Here you will find the Poem To His Lute of poet Sir Thomas Wyatt

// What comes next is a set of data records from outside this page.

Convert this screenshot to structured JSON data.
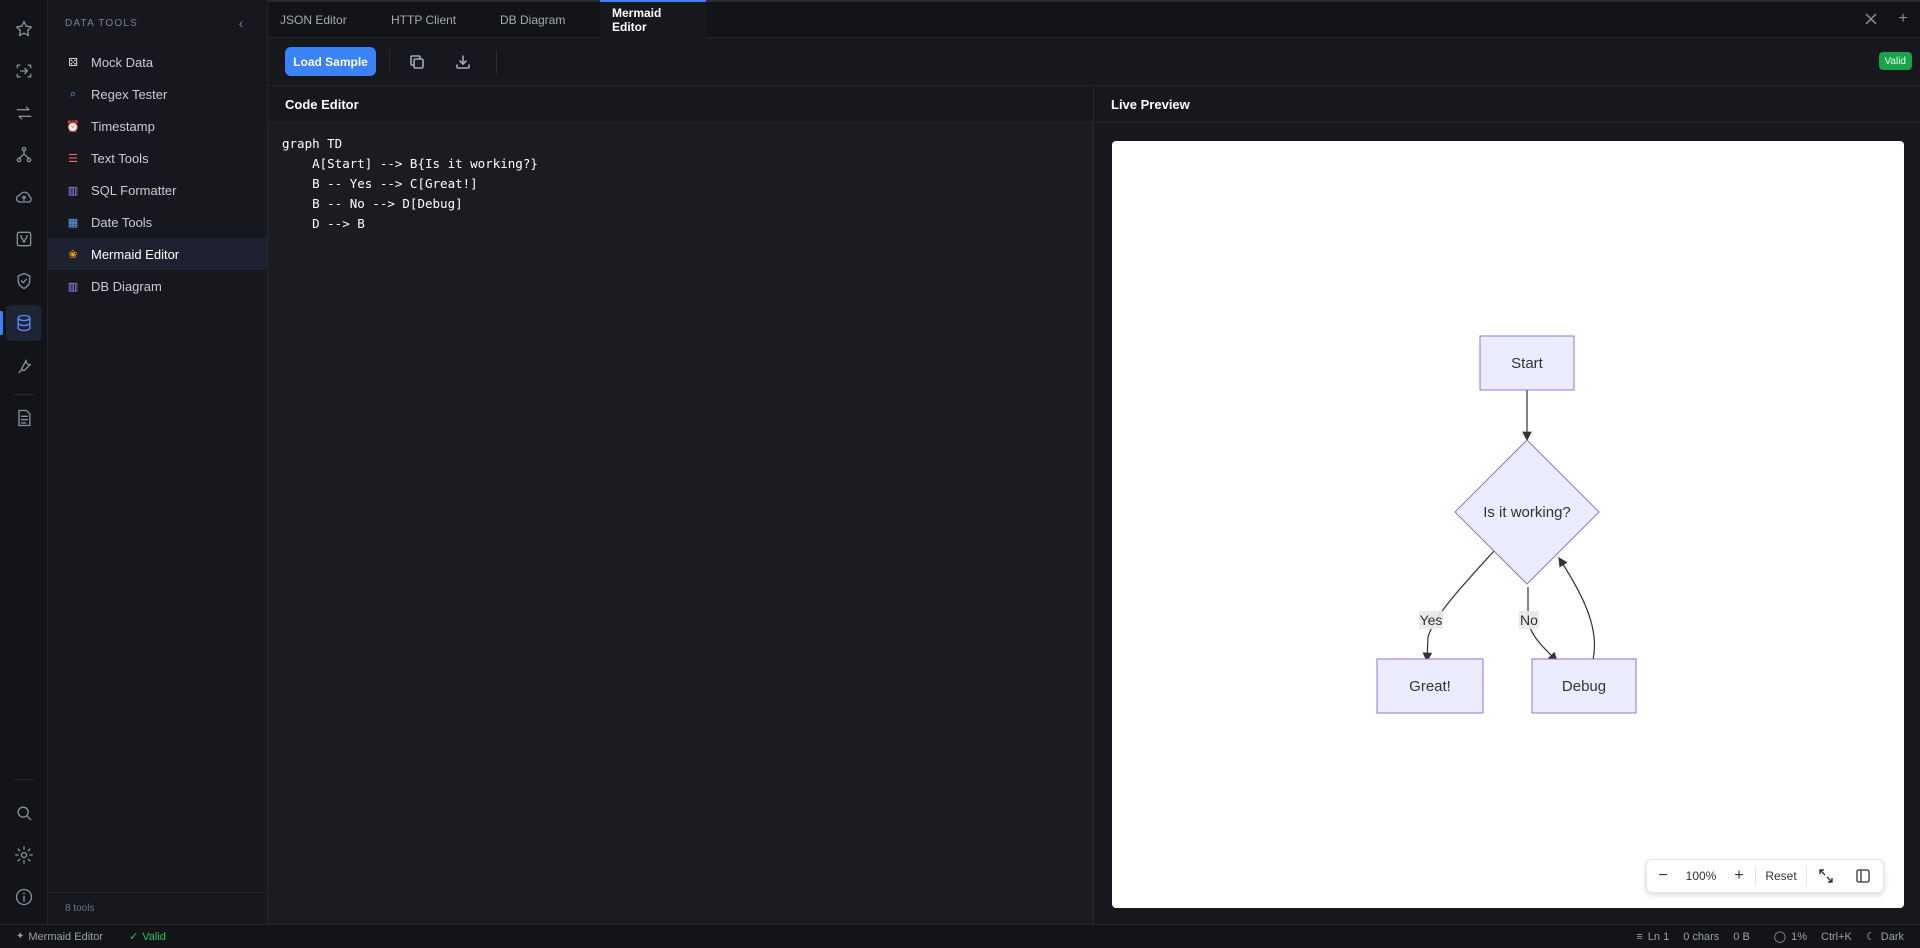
{
  "sidebar": {
    "title": "DATA TOOLS",
    "items": [
      {
        "label": "Mock Data",
        "icon": "dice-icon",
        "color": "#e5e7eb"
      },
      {
        "label": "Regex Tester",
        "icon": "magnifier-icon",
        "color": "#60a5fa"
      },
      {
        "label": "Timestamp",
        "icon": "alarm-clock-icon",
        "color": "#ef4444"
      },
      {
        "label": "Text Tools",
        "icon": "memo-icon",
        "color": "#f87171"
      },
      {
        "label": "SQL Formatter",
        "icon": "database-icon",
        "color": "#a78bfa"
      },
      {
        "label": "Date Tools",
        "icon": "calendar-icon",
        "color": "#60a5fa"
      },
      {
        "label": "Mermaid Editor",
        "icon": "mermaid-icon",
        "color": "#f59e0b"
      },
      {
        "label": "DB Diagram",
        "icon": "db-diagram-icon",
        "color": "#a78bfa"
      }
    ],
    "footer": "8 tools"
  },
  "tabs": [
    "JSON Editor",
    "HTTP Client",
    "DB Diagram",
    "Mermaid Editor"
  ],
  "toolbar": {
    "load_sample": "Load Sample",
    "status_badge": "Valid"
  },
  "editor": {
    "title": "Code Editor",
    "lines": [
      "graph TD",
      "    A[Start] --> B{Is it working?}",
      "    B -- Yes --> C[Great!]",
      "    B -- No --> D[Debug]",
      "    D --> B"
    ]
  },
  "preview": {
    "title": "Live Preview",
    "diagram": {
      "nodes": {
        "start": "Start",
        "decision": "Is it working?",
        "great": "Great!",
        "debug": "Debug"
      },
      "edge_labels": {
        "yes": "Yes",
        "no": "No"
      },
      "node_fill": "#ececff",
      "node_stroke": "#9370db"
    },
    "zoom": {
      "value": "100%",
      "minus": "−",
      "plus": "+",
      "reset": "Reset"
    }
  },
  "statusbar": {
    "tool": "Mermaid Editor",
    "valid": "Valid",
    "line": "Ln 1",
    "chars": "0 chars",
    "bytes": "0 B",
    "percent": "1%",
    "shortcut": "Ctrl+K",
    "theme": "Dark"
  },
  "colors": {
    "accent": "#3b82f6",
    "valid": "#22c55e"
  }
}
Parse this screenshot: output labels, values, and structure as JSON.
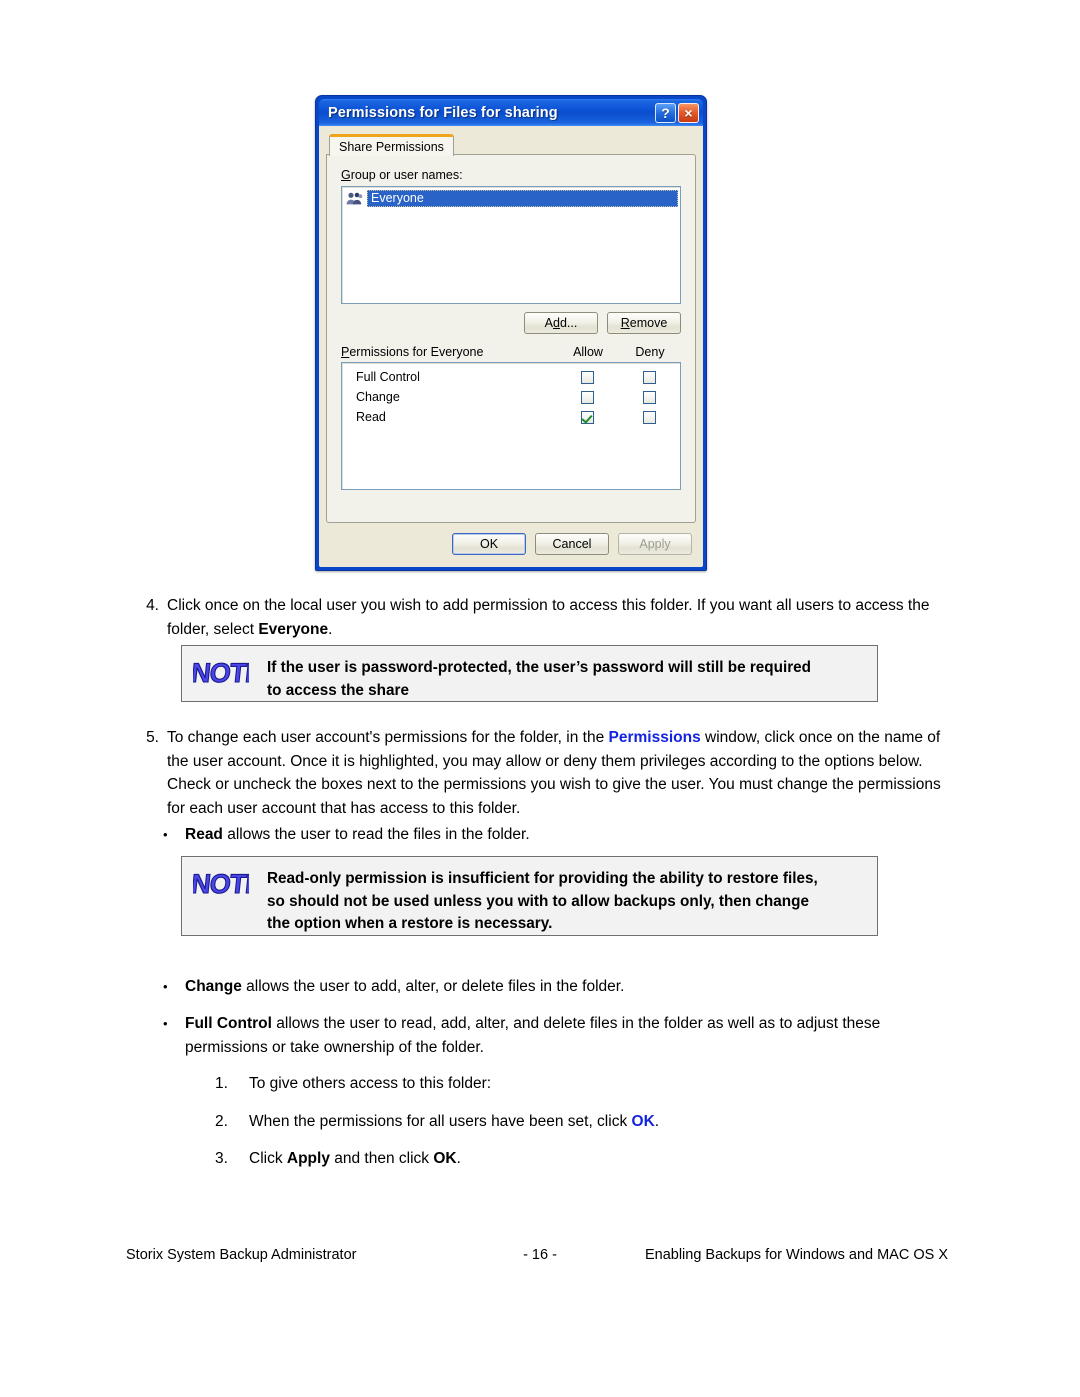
{
  "dialog": {
    "title": "Permissions for Files for sharing",
    "help_button": "?",
    "close_button": "×",
    "tab": "Share Permissions",
    "group_label_pre": "G",
    "group_label_post": "roup or user names:",
    "users": [
      {
        "name": "Everyone",
        "selected": true,
        "icon": "users-group-icon"
      }
    ],
    "add_button_pre": "A",
    "add_button_key": "d",
    "add_button_post": "d...",
    "remove_button_key": "R",
    "remove_button_post": "emove",
    "permissions_header": {
      "title_pre": "P",
      "title_post": "ermissions for Everyone",
      "allow": "Allow",
      "deny": "Deny"
    },
    "permissions": [
      {
        "name": "Full Control",
        "allow": false,
        "deny": false
      },
      {
        "name": "Change",
        "allow": false,
        "deny": false
      },
      {
        "name": "Read",
        "allow": true,
        "deny": false
      }
    ],
    "footer_buttons": {
      "ok": "OK",
      "cancel": "Cancel",
      "apply": "Apply",
      "apply_disabled": true
    },
    "colors": {
      "titlebar_blue": "#0c53d6",
      "selection_blue": "#2a63c8",
      "tab_accent_orange": "#f0a41d",
      "check_green": "#1f8a2e",
      "face": "#ece9d8"
    }
  },
  "doc": {
    "step4": {
      "num": "4.",
      "text_a": "Click once on the local user you wish to add permission to access this folder. If you want all users to access the folder, select ",
      "bold_b": "Everyone",
      "text_c": "."
    },
    "note1": {
      "icon": "NOTE",
      "line1": "If the user is password-protected, the user’s password will still be required",
      "line2": "to access the share"
    },
    "step5": {
      "num": "5.",
      "text_a": "To change each user account's permissions for the folder, in the ",
      "blue_b": "Permissions",
      "text_c": " window, click once on the name of the user account. Once it is highlighted, you may allow or deny them privileges according to the options below. Check or uncheck the boxes next to the permissions you wish to give the user. You must change the permissions for each user account that has access to this folder."
    },
    "bullet_read": {
      "dot": "•",
      "bold_a": "Read",
      "text_b": " allows the user to read the files in the folder."
    },
    "note2": {
      "icon": "NOTE",
      "line1": "Read-only permission is insufficient for providing the ability to restore files,",
      "line2": "so should not be used unless you with to allow backups only, then change",
      "line3": "the option when a restore is necessary."
    },
    "bullet_change": {
      "dot": "•",
      "bold_a": "Change",
      "text_b": " allows the user to add, alter, or delete files in the folder."
    },
    "bullet_full": {
      "dot": "•",
      "bold_a": "Full Control",
      "text_b": " allows the user to read, add, alter, and delete files in the folder as well as to adjust these permissions or take ownership of the folder."
    },
    "sub1": {
      "num": "1.",
      "text": "To give others access to this folder:"
    },
    "sub2": {
      "num": "2.",
      "text_a": "When the permissions for all users have been set, click ",
      "blue_b": "OK",
      "text_c": "."
    },
    "sub3": {
      "num": "3.",
      "text_a": "Click ",
      "bold_b": "Apply",
      "text_c": " and then click ",
      "bold_d": "OK",
      "text_e": "."
    },
    "accent_blue": "#1423e0"
  },
  "footer": {
    "left": "Storix System Backup Administrator",
    "center": "- 16 -",
    "right": "Enabling Backups for Windows and MAC OS X"
  }
}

MY lute, awake! perform the last Labour that thou and I shall waste, And end that I have now begun; For when this song is said and past, My lute, be still, for I have done. As to be heard where ear is none, As lead to grave in marble stone, My song may pierce her heart as soon: Should we then sing, or sigh, or moan? No, no, my lute! for I have done. The rocks do not so cruelly Repulse the waves continually, As she my suit and affectiòn; So that I am past remedy: Whereby my lute and I have done. Proud of the spoil that thou hast got Of simple hearts thorough Love's shot, By whom, unkind, thou hast them won; Think not he hath his bow forgot, Although my lute and I have done. Vengeance shall fall on thy disdain, That makest but game of earnest pain: Trow not alone under the sun Unquit to cause thy lover's plain, Although my lute and I have done. May chance thee lie wither'd and old The winter nights that are so cold, Plaining in vain unto the moon: Thy wishes then dare not be told: Care then who list! for I have done. And then may chance thee to repent The time that thou has lost and spent To cause thy lover's sigh and swoon: Then shalt thou know beauty but lent, And wish and want as I have done. Now cease, my lute! this is the last Labour that thou and I shall waste, And ended is that we begun: Now is this song both sung and past-- My lute, be still, for I have done.